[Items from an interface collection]
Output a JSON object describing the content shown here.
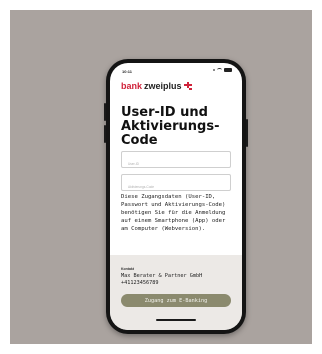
{
  "status_bar": {
    "time": "10:11"
  },
  "brand": {
    "part1": "bank",
    "part2": "zweiplus",
    "color": "#d0223a"
  },
  "page_title": "User-ID und Aktivierungs-Code",
  "fields": {
    "user_id": {
      "placeholder": "User-ID",
      "value": ""
    },
    "activation_code": {
      "placeholder": "Aktivierungs-Code",
      "value": ""
    }
  },
  "description": "Diese Zugangsdaten (User-ID, Passwort und Aktivierungs-Code) benötigen Sie für die Anmeldung auf einem Smartphone (App) oder am Computer (Webversion).",
  "contact": {
    "label": "Kontakt",
    "name": "Max Berater & Partner GmbH",
    "phone": "+41123456789"
  },
  "cta_label": "Zugang zum E-Banking",
  "colors": {
    "background": "#aaa39f",
    "cta": "#8b8a6e",
    "footer": "#ece9e6"
  }
}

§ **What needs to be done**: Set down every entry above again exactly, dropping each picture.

§ **Task output**:
Output a JSON object describing the content shown here.
{
  "status_bar": {
    "time": "10:11"
  },
  "brand": {
    "part1": "bank",
    "part2": "zweiplus",
    "color": "#d0223a"
  },
  "page_title": "User-ID und Aktivierungs-Code",
  "fields": {
    "user_id": {
      "placeholder": "User-ID",
      "value": ""
    },
    "activation_code": {
      "placeholder": "Aktivierungs-Code",
      "value": ""
    }
  },
  "description": "Diese Zugangsdaten (User-ID, Passwort und Aktivierungs-Code) benötigen Sie für die Anmeldung auf einem Smartphone (App) oder am Computer (Webversion).",
  "contact": {
    "label": "Kontakt",
    "name": "Max Berater & Partner GmbH",
    "phone": "+41123456789"
  },
  "cta_label": "Zugang zum E-Banking",
  "colors": {
    "background": "#aaa39f",
    "cta": "#8b8a6e",
    "footer": "#ece9e6"
  }
}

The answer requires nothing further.